Records excerpted from a collection
######
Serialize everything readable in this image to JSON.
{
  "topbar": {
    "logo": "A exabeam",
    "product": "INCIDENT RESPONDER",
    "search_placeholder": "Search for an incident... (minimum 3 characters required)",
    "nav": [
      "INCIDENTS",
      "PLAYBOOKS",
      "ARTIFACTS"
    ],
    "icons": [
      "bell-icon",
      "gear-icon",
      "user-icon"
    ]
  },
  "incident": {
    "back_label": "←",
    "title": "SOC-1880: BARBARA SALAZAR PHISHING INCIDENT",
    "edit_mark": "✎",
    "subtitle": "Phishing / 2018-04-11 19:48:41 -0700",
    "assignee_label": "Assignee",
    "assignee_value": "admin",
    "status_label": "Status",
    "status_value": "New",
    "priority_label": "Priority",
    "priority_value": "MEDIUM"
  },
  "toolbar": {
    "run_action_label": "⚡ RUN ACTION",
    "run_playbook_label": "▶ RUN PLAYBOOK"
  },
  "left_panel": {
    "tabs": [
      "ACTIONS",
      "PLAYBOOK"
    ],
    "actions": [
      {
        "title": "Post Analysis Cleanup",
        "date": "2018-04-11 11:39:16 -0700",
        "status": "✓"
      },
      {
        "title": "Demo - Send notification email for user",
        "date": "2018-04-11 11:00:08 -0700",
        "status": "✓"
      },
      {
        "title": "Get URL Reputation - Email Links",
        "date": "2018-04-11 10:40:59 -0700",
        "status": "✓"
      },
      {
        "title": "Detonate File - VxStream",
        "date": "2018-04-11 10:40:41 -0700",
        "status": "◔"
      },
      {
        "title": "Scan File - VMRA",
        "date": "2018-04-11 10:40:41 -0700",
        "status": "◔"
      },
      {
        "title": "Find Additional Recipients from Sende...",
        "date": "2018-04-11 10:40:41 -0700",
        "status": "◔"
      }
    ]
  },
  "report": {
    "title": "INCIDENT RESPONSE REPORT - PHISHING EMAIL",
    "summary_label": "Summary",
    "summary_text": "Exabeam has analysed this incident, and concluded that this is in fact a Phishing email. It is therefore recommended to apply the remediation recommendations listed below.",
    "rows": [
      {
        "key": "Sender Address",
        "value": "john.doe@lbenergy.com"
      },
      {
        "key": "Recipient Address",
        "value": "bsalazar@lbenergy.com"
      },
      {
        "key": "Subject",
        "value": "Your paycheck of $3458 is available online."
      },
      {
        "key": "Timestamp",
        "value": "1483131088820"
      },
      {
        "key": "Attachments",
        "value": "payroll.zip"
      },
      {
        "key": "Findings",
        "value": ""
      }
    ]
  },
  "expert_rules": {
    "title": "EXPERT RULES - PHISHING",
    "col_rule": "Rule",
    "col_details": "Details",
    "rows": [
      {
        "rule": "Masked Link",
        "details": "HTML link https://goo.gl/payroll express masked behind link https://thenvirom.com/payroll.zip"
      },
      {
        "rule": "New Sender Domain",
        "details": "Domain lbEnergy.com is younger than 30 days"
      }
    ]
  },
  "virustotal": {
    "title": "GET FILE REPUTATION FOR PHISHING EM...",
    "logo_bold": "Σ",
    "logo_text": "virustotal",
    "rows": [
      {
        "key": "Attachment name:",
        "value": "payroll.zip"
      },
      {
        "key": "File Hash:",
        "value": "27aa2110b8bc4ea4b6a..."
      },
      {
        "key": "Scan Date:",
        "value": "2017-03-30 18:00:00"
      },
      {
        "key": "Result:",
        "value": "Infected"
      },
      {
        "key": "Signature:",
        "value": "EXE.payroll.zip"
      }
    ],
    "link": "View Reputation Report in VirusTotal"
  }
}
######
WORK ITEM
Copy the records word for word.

SOLUTION TO THIS EXERCISE
Serialize everything readable in this image to JSON.
{
  "topbar": {
    "logo": "A exabeam",
    "product": "INCIDENT RESPONDER",
    "search_placeholder": "Search for an incident... (minimum 3 characters required)",
    "nav": [
      "INCIDENTS",
      "PLAYBOOKS",
      "ARTIFACTS"
    ],
    "icons": [
      "bell-icon",
      "gear-icon",
      "user-icon"
    ]
  },
  "incident": {
    "back_label": "←",
    "title": "SOC-1880: BARBARA SALAZAR PHISHING INCIDENT",
    "edit_mark": "✎",
    "subtitle": "Phishing / 2018-04-11 19:48:41 -0700",
    "assignee_label": "Assignee",
    "assignee_value": "admin",
    "status_label": "Status",
    "status_value": "New",
    "priority_label": "Priority",
    "priority_value": "MEDIUM"
  },
  "toolbar": {
    "run_action_label": "⚡ RUN ACTION",
    "run_playbook_label": "▶ RUN PLAYBOOK"
  },
  "left_panel": {
    "tabs": [
      "ACTIONS",
      "PLAYBOOK"
    ],
    "actions": [
      {
        "title": "Post Analysis Cleanup",
        "date": "2018-04-11 11:39:16 -0700",
        "status": "✓"
      },
      {
        "title": "Demo - Send notification email for user",
        "date": "2018-04-11 11:00:08 -0700",
        "status": "✓"
      },
      {
        "title": "Get URL Reputation - Email Links",
        "date": "2018-04-11 10:40:59 -0700",
        "status": "✓"
      },
      {
        "title": "Detonate File - VxStream",
        "date": "2018-04-11 10:40:41 -0700",
        "status": "◔"
      },
      {
        "title": "Scan File - VMRA",
        "date": "2018-04-11 10:40:41 -0700",
        "status": "◔"
      },
      {
        "title": "Find Additional Recipients from Sende...",
        "date": "2018-04-11 10:40:41 -0700",
        "status": "◔"
      }
    ]
  },
  "report": {
    "title": "INCIDENT RESPONSE REPORT - PHISHING EMAIL",
    "summary_label": "Summary",
    "summary_text": "Exabeam has analysed this incident, and concluded that this is in fact a Phishing email. It is therefore recommended to apply the remediation recommendations listed below.",
    "rows": [
      {
        "key": "Sender Address",
        "value": "john.doe@lbenergy.com"
      },
      {
        "key": "Recipient Address",
        "value": "bsalazar@lbenergy.com"
      },
      {
        "key": "Subject",
        "value": "Your paycheck of $3458 is available online."
      },
      {
        "key": "Timestamp",
        "value": "1483131088820"
      },
      {
        "key": "Attachments",
        "value": "payroll.zip"
      },
      {
        "key": "Findings",
        "value": ""
      }
    ]
  },
  "expert_rules": {
    "title": "EXPERT RULES - PHISHING",
    "col_rule": "Rule",
    "col_details": "Details",
    "rows": [
      {
        "rule": "Masked Link",
        "details": "HTML link https://goo.gl/payroll express masked behind link https://thenvirom.com/payroll.zip"
      },
      {
        "rule": "New Sender Domain",
        "details": "Domain lbEnergy.com is younger than 30 days"
      }
    ]
  },
  "virustotal": {
    "title": "GET FILE REPUTATION FOR PHISHING EM...",
    "logo_bold": "Σ",
    "logo_text": "virustotal",
    "rows": [
      {
        "key": "Attachment name:",
        "value": "payroll.zip"
      },
      {
        "key": "File Hash:",
        "value": "27aa2110b8bc4ea4b6a..."
      },
      {
        "key": "Scan Date:",
        "value": "2017-03-30 18:00:00"
      },
      {
        "key": "Result:",
        "value": "Infected"
      },
      {
        "key": "Signature:",
        "value": "EXE.payroll.zip"
      }
    ],
    "link": "View Reputation Report in VirusTotal"
  }
}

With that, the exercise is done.